US4599376 *Mar 25, 1985Jul 8, 1986Toyoda Gosei Kabushiki KaishaPolyvinyl chloride composition
US4692481 *Sep 27, 1984Sep 8, 1987E. I. Du Pont De Nemours And CompanyProcess for matching color of paint to a colored surface
US4753829 *Nov 19, 1986Jun 28, 1988Basf CorporationOpalescent automotive paint compositions containing microtitanium dioxide pigment
US5277711 *Mar 9, 1993Jan 11, 1994Basf AktiengesellschaftComprising iron oxide coated particles of aluminum and mica
US5993526 *Apr 22, 1997Nov 30, 1999Eckart-Werke Standard Bronzepulver-Werke Carl Eckart Gmbh & Co.Process for the production of a pearl shine pigment preparation
DE3150484A1 *Dec 19, 1981Jun 30, 1983Herberts GmbhVerfahren zur herstellung eines gegenstandes mit einem metallglanzeffektpigmente enthaltenden lackueberzug, nach diesem verfahren hergestellte gegenstaende und die verwendung von interferenzpigmenten hierfuer
EP0695791A2 *Jul 25, 1995Feb 7, 1996Basf CorporationRefinish paint containing special effect pigment
EP0803552A1 *Mar 21, 1997Oct 29, 1997ECKART-WERKE STANDARD BRONZEPULVER-WERKE CARL ECKART GMBH & CO.Process for preparing a composition of pearlescent pigments
WO1981000826A1 *Aug 1, 1980Apr 2, 1981Du PontImproved dual-layer coating containing aluminium-flake pigment and coated article
WO1996007705A1 *Aug 17, 1995Mar 14, 1996Basf Lacke & FarbenAluminium-effect paints and use thereof for coating containers
Classifications
U.S. Classification106/1.25, 524/493, 106/404, 524/441

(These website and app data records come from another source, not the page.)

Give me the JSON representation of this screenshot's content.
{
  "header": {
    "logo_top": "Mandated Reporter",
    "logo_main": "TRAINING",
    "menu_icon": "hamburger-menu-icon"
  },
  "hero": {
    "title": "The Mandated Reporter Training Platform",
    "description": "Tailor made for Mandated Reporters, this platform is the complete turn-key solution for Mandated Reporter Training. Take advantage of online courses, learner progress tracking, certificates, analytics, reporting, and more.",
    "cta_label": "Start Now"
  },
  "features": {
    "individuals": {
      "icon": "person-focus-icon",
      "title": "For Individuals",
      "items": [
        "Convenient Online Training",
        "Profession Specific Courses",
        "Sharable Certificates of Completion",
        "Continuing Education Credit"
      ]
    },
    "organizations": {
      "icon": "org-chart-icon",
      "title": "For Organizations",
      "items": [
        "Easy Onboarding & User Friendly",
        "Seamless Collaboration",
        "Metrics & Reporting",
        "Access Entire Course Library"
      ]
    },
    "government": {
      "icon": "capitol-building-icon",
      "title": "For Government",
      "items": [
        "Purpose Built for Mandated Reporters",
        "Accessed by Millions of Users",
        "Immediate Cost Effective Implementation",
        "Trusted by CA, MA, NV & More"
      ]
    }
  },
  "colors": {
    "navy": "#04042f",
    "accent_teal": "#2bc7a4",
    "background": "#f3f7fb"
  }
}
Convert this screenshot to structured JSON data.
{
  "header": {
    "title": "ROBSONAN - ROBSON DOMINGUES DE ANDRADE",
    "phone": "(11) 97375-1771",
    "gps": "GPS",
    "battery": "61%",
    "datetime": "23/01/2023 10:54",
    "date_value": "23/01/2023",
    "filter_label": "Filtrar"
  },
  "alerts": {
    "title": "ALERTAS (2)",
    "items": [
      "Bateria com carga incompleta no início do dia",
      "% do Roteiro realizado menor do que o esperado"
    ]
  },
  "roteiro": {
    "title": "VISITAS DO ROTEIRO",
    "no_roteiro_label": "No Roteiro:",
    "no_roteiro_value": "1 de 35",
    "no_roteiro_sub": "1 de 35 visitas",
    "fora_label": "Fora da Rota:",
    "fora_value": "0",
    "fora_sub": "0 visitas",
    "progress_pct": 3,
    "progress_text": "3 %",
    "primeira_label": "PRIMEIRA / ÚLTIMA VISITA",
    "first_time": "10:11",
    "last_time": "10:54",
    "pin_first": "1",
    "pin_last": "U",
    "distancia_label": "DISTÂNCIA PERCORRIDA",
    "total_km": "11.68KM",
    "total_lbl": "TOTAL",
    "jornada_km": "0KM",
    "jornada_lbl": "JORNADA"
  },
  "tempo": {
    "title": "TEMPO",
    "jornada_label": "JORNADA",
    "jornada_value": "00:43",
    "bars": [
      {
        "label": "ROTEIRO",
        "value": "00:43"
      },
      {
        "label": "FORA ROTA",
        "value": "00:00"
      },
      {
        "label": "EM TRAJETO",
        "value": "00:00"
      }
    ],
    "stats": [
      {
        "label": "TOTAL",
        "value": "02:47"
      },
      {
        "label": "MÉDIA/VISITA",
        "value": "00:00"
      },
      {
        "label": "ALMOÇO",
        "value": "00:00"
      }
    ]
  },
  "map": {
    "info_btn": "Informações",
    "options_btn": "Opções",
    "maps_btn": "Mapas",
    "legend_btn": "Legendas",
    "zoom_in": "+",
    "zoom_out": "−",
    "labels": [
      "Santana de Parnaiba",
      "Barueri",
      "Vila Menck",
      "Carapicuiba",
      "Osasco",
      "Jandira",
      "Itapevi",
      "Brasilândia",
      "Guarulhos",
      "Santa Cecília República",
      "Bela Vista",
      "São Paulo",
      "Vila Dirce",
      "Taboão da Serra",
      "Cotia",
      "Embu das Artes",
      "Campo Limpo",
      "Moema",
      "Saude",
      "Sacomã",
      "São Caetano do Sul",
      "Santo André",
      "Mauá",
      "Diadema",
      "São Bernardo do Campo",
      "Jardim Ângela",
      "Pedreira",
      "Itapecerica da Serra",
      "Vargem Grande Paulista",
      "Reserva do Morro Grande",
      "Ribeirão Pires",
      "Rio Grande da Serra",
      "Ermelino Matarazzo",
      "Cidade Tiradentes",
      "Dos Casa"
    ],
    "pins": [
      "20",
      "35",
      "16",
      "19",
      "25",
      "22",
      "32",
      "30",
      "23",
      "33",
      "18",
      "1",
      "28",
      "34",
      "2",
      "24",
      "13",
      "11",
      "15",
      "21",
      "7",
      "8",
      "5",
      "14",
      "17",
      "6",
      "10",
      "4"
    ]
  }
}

International ClassificationC09D5/36, C09D5/10
Cooperative ClassificationC09D5/36, C09D5/103
European ClassificationC09D5/36, C09D5/10B